The Lord Jesus Christ commanded His disciples to love one another as He had loved them. “By this shall all men know that ye are my disciples, if ye have love one to another,” He said (John 13:34-35). This applies to all who wish to call themselves a disciple of Christ. We are all to love our fellow men and women as the Lord loves them. One way we show our love for others is by serving them. In this way, as we listen to the direction of the Holy Ghost, we become instruments in the hands of God in providing for the temporal and spiritual wellbeing of those around us who stand in need. As spoken by Spencer W. Kimball, former President of the Church of Jesus Christ of Latter-day Saints, “God does notice us, and He watches over us. But it is usually through another person that He meets our needs. Therefore, it is vital that we serve each other in the kingdom” (Teachings of Presidents of the Church: Spencer W. Kimball (2006), pp. 79-88).

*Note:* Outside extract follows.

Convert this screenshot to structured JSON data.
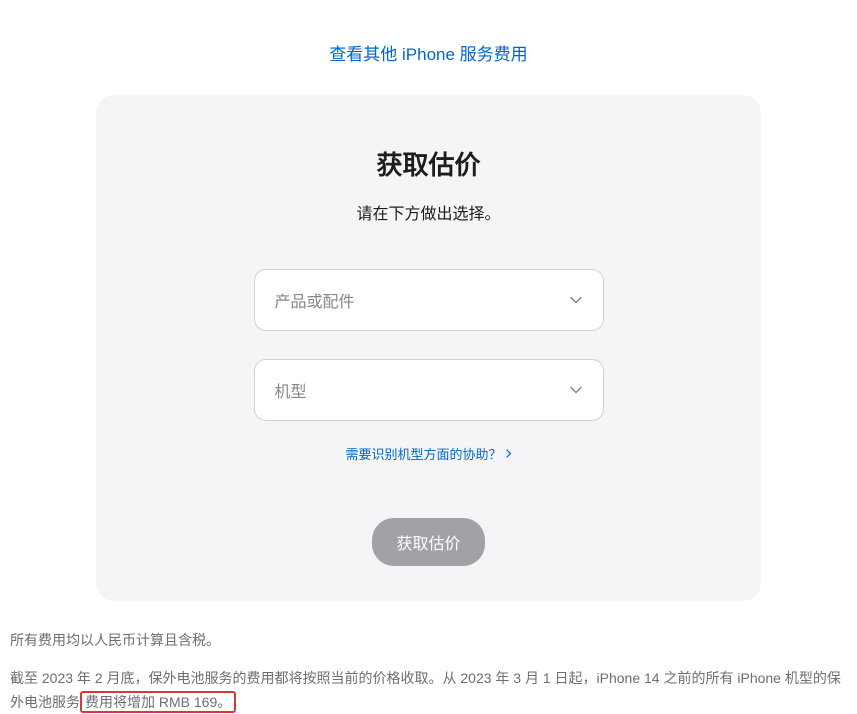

|"From Darkness to Light" by Simon Dewey|
Copyright © Simon Dewey (Courtesy of Altus Fine Art)
As a child of my Heavenly Father, I have been called to serve my God, my Savior, and my fellow men and women. As one hymn declares, I have been “chosen e’er to witness for His name,” with the duty that “far and wide His love [I will] proclaim” (Hymn 249—“Called to Serve”) I try my best to take that duty seriously, and I find great joy in serving others.
I think to some extent I will always struggle a little with feeling satisfied that what I do for others is enough. But I take reassurance in knowing that true charity is the quality that will make me most like my Savior, Jesus Christ, and prepare me to live in His presence (Moroni 7:47-48). What I’ve learned about charity recently can largely be taken from a portion of the Apostle Paul’s epistle to the Corinthians (see 1 Corinthians 13:4-10).
When I feel discouraged, thinking that I want to stop serving others and giving of myself, especially to those who remain silent, I will remember that charity suffereth long.
When I feel inclined to be upset with someone who does not acknowledge my service in their behalf, I will remember that charity is kind.
When I want to be jealous of the seemingly-greater gifts given by others, I will remember that charity envieth not.
When I feel I want to boast in the service I give to others, I will remember that charity vaunteth not itself, and is not puffed up.
When I next feel tempted to break anonymity with the gifts I give, I will trust the Lord and remember that charity does not behave itself unseemly.
When I feel the desire to give to one but not to another, I will remember that charity seeketh not her own.
When I feel angry or upset because someone seems less than grateful, I will remember that charity is not easily provoked.
“Wherefore, be faithful; stand in the office which I have
appointed unto you; succor the weak, lift up the hands which
When I am tempted to believe that I am not doing any good by serving others, I will remember the blessings of the Lord, knowing that charity rejoiceth not in iniquity, but rejoiceth in truth.
When personally I struggle to render thoughtful service to others as I myself am facing my own challenges, I will remember (if not just for my own sake) that charity beareth all things, believeth all things, hopeth all things, and endureth all things, as I strive to invite the light of Christ into my life and the lives of others.
Finally, when doubt creeps in, and the adversary attempts to convince me that I have failed in my efforts to serve others in love, I will listen for the whisperings of the Spirit, Who softly tells me that charity never faileth (see 1 Corinthians 13:4-10).
For I know that “charity is the pure love of Christ … which [God] hath bestowed upon all who are true followers of his Son, Jesus Christ … and it endureth forever” (Moroni 7:47-48).